• The resistors out of 10 and 12 in your diagram are the speakers and they will be high current.

Note that my Figure 2 shows the amplifier used in bridged mode where two amplifiers running in anti-phase are driving opposite ends of the speaker. This allows double the voltage swing on the speaker compared with the arrangement shown in your schematic.

Update 2:

Slight problem: when I play a song, it's good and all but when I stop/pause the song, the speakers hisses for a bit then pops and then becomes quiet.

There are two things going on here.

The hiss is probably background noise from your phone. I suspect that you are finding the amplifier good and loud so that you are turning the phone down to achieve the right volume level in your speakers. The problem is that the phone's volume control is before its output amplifier so you are turning down the signal but not the unavoidable noise that is generated by the phone. This means that your signal to noise ratio is poor. You will notice this in quiet or silent passages of your music.

The solution to this is to wire a volume control on the input to your amplifier.

simulate this circuit

Figure 3. Amplifier input volume control. Use a log (audio-taper) pot so that the perceived volume increases linearly with pot rotation.

With this modification connect everything up, turn the input volume to minimum and the phone volume to maximum or close to. Hit play and turn up the input volume to the same audio level you had before. No stop the music. The his should be significantly reduced or even inaudible. The switch-off thump should be reduced also. If this works you have increased the signal to noise ratio. The idea here is to maintain the signal level close to nominal or "normal" or "line-level" all the way through the audio chain and then attenuate as close to the end as possible.
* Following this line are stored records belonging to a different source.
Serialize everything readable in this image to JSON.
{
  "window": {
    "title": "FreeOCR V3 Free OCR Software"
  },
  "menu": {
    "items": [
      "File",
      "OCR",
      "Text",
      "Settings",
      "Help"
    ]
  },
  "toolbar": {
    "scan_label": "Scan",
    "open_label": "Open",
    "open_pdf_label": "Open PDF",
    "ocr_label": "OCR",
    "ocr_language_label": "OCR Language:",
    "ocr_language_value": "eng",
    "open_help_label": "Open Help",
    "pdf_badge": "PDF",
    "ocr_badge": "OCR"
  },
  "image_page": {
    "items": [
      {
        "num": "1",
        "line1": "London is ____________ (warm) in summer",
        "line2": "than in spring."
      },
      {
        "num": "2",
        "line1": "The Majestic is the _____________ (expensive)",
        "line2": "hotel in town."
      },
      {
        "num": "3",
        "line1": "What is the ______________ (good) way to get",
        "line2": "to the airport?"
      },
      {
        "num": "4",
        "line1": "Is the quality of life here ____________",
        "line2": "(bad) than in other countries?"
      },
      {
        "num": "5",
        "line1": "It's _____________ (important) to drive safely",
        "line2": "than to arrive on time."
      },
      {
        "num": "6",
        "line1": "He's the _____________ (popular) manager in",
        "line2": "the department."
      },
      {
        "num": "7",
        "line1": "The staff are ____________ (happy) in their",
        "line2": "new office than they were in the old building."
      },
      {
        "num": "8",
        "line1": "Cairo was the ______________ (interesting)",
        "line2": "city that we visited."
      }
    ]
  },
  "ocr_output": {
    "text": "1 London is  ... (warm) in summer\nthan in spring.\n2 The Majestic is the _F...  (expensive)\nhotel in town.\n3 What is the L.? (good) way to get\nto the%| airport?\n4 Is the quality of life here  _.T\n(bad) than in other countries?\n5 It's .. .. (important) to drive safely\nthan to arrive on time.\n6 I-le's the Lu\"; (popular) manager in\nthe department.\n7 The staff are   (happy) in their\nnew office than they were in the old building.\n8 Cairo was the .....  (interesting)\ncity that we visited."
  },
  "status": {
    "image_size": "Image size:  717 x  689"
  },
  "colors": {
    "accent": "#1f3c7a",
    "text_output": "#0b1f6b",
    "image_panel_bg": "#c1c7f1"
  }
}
The audio click is caused by the phone's output amplifier switching off. If you consider this to be similar to my Figure 1 then the output of OA1 will be at 6 V when quiet. (This allows the output voltage to swing upwards towards +12 V and downwards towards zero to mimic the positive and negative variations in sound pressure originally picked up by the microphones. C2 blocks the 6 V DC getting to the speaker. When OA1 is powered down, however, the output drops suddenly from 6 V to 0 and the voltage on the speaker gets a brief -6 V "kick" which you hear as a thump. There's not much you can do about this unless you can find an app to keep the phone's amplifier powered on.

Update 3:

I'm planning to add a heatsink to the chip. Should I connect it directly to the chip or add insulation in between? And if it needs to be grounded, where should I ground it?

The first table in the datasheet gives the recommended heatsink dimensions. There is no mention of whether the metal tab on the package is connected internally to any of the pins so I assume that it is not. You can confirm this with a continuity test between the tab and each pin. Grounding wouldn't matter but shouldn't hurt either.

Update 4:

Maxing the volume causes the speakers to distort. Is this normal because the speakers can't handle the amplifier output?

Yes. If the amplifier is to be able to reproduce low volume source material at normal volume then excess gain is required in the amplifier. This means that a strong signal at full volume may overload the amplifier or the speakers - whichever limit is reached first.

Or is there any workaround for this?

simulate this circuit

Figure 4. Input attenuator.

Yes. Adding R2, a variable or fixed resistor, will attenuate the input and allow you to set a maximum gain.

I've read something about negative feedback technique which I understand a bit but I don't know if that is the solution. If it is, how do I add it to the circuit?

Your amplifier already uses negative feedback to set its internal gain. You don't need to mess with this. If you progress in your learning you will come across it in op-amp circuits. The basic rules of it are not too difficult.